*Problem*: When a line below holds the string "dontbreak", show that line.

*Provided information*:
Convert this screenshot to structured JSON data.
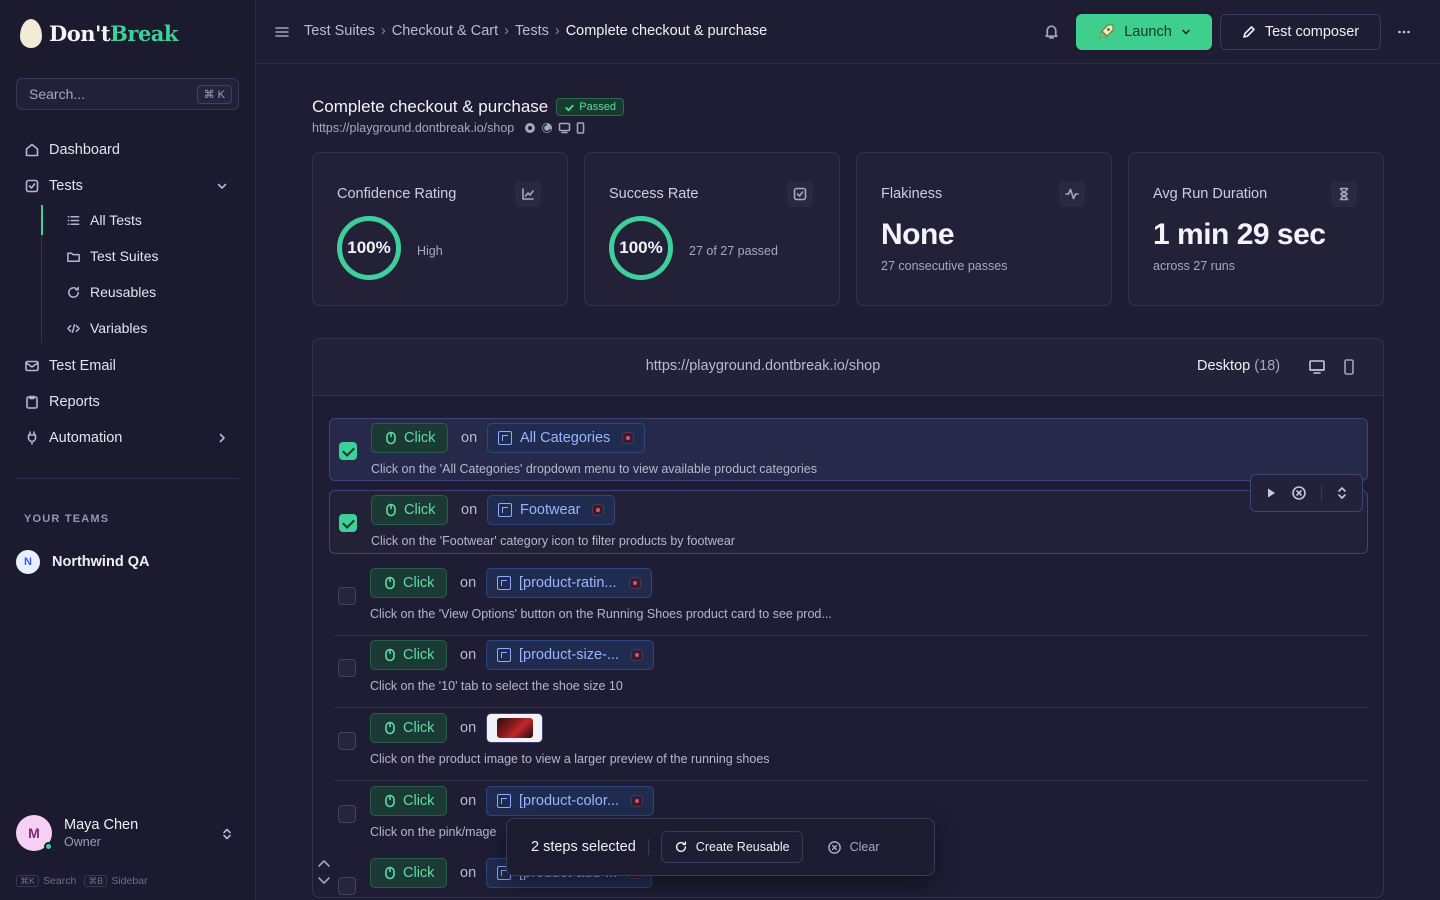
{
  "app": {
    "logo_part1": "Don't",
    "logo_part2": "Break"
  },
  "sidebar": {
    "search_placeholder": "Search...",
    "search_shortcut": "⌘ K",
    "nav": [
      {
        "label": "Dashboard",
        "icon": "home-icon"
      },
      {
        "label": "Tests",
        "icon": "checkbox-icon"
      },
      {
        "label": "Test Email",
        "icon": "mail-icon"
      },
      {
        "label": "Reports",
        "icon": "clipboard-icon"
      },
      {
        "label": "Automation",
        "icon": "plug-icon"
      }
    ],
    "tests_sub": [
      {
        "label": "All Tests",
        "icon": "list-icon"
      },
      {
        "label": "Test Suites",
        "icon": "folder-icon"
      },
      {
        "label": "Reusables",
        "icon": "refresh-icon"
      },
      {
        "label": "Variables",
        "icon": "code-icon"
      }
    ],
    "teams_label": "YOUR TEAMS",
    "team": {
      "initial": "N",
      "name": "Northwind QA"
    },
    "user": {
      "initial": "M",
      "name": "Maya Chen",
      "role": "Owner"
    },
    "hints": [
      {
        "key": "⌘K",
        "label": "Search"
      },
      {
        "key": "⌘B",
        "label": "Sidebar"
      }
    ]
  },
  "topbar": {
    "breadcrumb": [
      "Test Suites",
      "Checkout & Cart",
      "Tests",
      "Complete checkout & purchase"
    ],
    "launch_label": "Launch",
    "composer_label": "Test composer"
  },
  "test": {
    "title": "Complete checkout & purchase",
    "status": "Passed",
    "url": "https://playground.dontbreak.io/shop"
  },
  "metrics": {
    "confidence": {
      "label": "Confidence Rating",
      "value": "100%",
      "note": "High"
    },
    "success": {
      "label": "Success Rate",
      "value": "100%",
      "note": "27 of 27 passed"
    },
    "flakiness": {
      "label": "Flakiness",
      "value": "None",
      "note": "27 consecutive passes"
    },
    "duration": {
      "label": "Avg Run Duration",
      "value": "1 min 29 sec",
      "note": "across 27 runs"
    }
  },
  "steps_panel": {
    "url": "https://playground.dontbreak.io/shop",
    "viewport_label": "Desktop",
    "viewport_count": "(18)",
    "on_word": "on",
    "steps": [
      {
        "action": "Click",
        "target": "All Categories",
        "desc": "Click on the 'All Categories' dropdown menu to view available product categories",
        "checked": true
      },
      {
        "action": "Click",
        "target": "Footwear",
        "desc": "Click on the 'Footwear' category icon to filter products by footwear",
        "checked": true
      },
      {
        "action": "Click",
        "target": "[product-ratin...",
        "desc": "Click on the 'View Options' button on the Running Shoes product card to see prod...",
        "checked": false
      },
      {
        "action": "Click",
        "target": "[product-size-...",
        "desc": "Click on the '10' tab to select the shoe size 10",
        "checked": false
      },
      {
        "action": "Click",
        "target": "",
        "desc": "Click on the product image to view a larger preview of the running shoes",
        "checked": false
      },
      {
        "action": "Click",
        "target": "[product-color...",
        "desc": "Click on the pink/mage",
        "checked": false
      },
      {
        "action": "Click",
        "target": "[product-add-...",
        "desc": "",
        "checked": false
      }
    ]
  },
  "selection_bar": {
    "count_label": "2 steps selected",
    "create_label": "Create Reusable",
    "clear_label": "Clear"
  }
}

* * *

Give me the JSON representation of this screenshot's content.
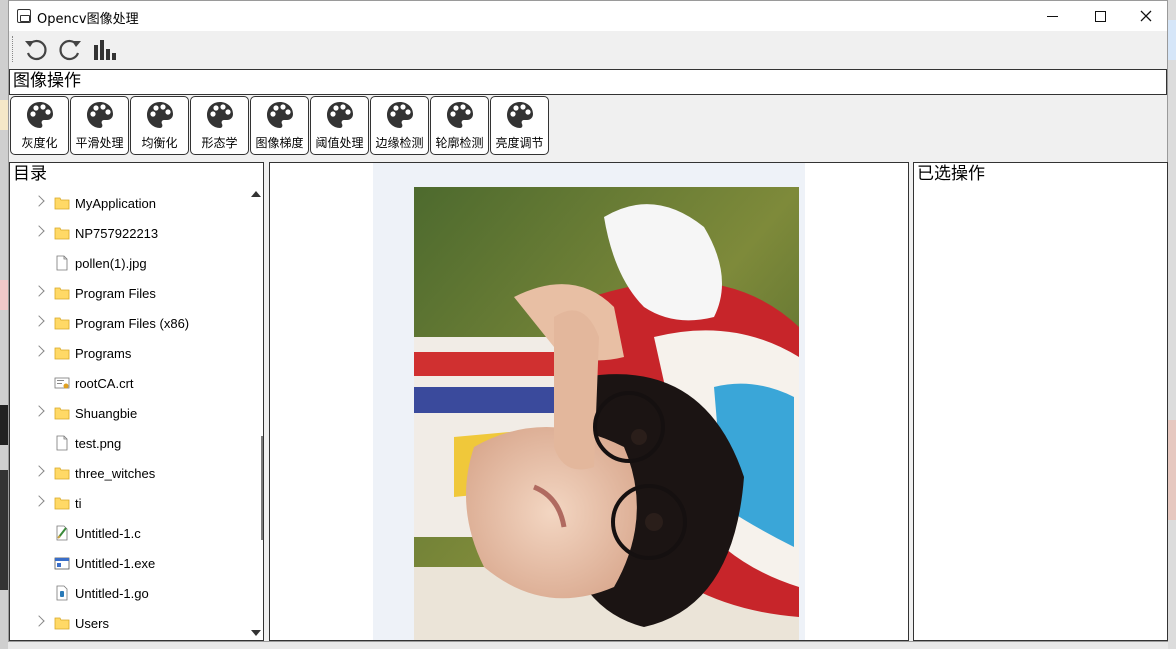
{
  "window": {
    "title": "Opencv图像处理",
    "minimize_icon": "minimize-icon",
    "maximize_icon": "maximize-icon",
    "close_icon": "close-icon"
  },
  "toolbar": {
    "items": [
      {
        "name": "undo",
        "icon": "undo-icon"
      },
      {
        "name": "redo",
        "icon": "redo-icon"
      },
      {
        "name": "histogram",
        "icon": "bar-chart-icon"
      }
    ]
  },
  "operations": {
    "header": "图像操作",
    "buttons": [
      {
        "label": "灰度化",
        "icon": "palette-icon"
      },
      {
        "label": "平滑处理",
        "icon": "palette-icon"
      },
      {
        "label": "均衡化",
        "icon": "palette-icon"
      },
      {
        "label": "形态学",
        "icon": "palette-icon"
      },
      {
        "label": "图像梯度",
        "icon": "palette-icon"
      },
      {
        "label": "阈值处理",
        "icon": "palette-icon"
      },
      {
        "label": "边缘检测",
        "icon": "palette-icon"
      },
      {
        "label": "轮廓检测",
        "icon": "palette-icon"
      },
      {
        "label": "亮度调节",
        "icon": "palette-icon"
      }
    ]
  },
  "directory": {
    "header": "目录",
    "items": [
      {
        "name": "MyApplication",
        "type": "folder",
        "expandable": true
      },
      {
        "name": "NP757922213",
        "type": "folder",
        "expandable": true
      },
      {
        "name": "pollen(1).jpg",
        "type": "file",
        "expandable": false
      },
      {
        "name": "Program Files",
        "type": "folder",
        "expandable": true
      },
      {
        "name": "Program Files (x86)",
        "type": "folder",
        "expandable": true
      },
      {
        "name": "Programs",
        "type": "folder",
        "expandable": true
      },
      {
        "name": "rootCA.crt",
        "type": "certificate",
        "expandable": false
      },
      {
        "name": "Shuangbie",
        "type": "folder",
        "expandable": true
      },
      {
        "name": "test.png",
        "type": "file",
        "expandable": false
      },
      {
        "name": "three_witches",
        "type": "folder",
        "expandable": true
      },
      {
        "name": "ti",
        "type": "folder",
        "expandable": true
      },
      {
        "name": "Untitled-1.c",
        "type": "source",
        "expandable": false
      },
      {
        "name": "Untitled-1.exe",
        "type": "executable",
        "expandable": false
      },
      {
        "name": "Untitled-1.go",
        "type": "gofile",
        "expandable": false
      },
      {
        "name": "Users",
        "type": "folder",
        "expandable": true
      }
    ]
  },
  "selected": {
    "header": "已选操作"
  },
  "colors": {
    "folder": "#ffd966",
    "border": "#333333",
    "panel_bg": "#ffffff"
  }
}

*Solution to this problem*:
    "url": "https://playground.dontbreak.io/shop"
    "url": "https://playground.dontbreak.io/shop",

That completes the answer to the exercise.